Show all lines of the listing that hold the word "JSON".

§ Dataset records:
== Segment start ==
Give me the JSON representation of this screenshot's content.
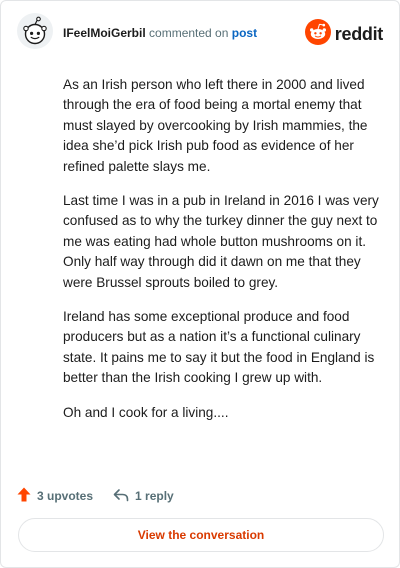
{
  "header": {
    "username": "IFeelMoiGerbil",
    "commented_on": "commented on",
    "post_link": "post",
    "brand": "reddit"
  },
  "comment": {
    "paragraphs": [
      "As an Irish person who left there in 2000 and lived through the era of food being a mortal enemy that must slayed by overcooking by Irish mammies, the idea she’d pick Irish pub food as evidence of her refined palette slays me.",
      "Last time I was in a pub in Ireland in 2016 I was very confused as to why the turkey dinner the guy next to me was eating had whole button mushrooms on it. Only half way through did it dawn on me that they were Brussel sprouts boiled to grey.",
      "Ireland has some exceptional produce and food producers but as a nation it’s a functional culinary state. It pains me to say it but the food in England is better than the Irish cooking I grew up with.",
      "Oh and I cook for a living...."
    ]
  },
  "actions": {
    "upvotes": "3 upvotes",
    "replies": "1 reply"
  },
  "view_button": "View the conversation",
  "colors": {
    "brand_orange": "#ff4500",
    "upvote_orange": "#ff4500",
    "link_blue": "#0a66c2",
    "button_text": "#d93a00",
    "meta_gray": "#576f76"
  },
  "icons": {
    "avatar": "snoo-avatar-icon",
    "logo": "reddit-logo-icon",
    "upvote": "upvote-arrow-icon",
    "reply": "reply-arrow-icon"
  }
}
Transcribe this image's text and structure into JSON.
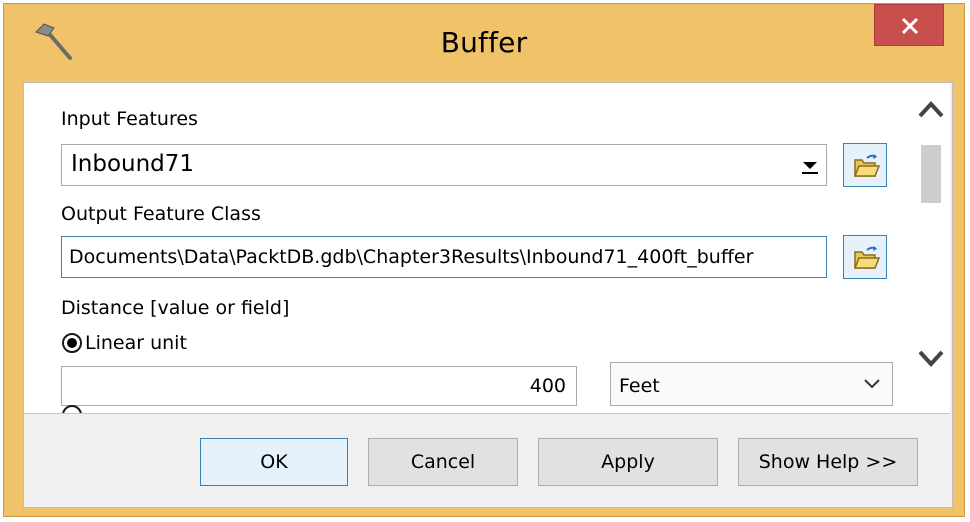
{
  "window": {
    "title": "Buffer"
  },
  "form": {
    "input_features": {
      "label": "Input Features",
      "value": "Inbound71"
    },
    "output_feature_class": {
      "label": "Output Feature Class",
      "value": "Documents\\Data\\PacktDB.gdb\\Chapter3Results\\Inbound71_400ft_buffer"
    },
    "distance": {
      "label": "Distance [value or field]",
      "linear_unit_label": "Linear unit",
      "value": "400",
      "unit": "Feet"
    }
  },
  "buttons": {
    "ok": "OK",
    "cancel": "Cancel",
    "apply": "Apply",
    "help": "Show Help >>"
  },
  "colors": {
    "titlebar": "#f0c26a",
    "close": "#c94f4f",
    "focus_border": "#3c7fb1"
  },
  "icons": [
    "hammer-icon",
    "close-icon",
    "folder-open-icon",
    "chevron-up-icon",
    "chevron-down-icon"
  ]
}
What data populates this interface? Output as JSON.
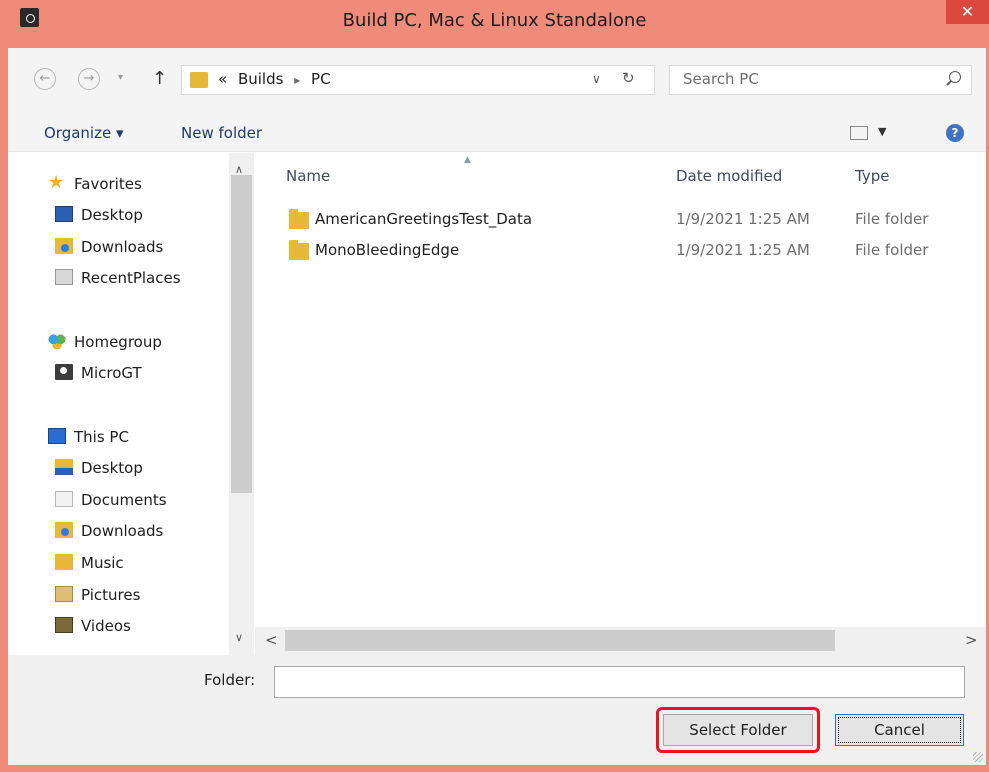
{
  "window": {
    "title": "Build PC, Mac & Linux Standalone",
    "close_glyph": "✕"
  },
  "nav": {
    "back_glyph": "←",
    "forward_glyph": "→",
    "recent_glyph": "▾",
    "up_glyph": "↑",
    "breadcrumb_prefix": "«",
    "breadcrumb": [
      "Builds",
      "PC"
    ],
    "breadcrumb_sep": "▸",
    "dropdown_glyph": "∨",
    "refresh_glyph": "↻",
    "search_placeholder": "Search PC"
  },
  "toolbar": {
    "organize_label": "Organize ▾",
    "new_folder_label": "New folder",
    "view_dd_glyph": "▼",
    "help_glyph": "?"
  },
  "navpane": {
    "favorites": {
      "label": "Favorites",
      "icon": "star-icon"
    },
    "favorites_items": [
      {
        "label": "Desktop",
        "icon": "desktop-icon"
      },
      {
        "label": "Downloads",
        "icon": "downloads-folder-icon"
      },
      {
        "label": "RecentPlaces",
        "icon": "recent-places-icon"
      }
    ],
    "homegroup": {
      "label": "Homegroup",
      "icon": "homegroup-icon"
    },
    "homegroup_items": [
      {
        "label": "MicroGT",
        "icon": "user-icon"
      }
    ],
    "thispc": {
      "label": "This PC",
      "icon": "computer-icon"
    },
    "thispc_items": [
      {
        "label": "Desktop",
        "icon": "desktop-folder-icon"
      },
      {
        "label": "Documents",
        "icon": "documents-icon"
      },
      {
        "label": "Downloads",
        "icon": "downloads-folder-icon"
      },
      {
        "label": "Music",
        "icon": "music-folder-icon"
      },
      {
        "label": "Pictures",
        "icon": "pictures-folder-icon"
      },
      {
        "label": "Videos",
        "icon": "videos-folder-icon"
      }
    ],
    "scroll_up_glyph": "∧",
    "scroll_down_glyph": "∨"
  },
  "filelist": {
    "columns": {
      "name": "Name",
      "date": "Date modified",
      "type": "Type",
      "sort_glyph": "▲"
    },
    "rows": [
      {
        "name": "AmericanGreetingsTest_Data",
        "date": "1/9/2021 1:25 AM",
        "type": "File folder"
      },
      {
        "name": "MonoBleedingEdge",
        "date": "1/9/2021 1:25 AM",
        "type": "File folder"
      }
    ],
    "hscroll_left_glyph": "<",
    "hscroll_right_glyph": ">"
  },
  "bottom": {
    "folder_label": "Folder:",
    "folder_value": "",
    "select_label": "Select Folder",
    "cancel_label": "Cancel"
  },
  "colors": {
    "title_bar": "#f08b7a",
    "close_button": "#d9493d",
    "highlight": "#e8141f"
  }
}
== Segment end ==
§ Exercise solution:
Give me the JSON representation of this screenshot's content.
Transcribe this image's text and structure into JSON.
What data populates this interface? Output as JSON.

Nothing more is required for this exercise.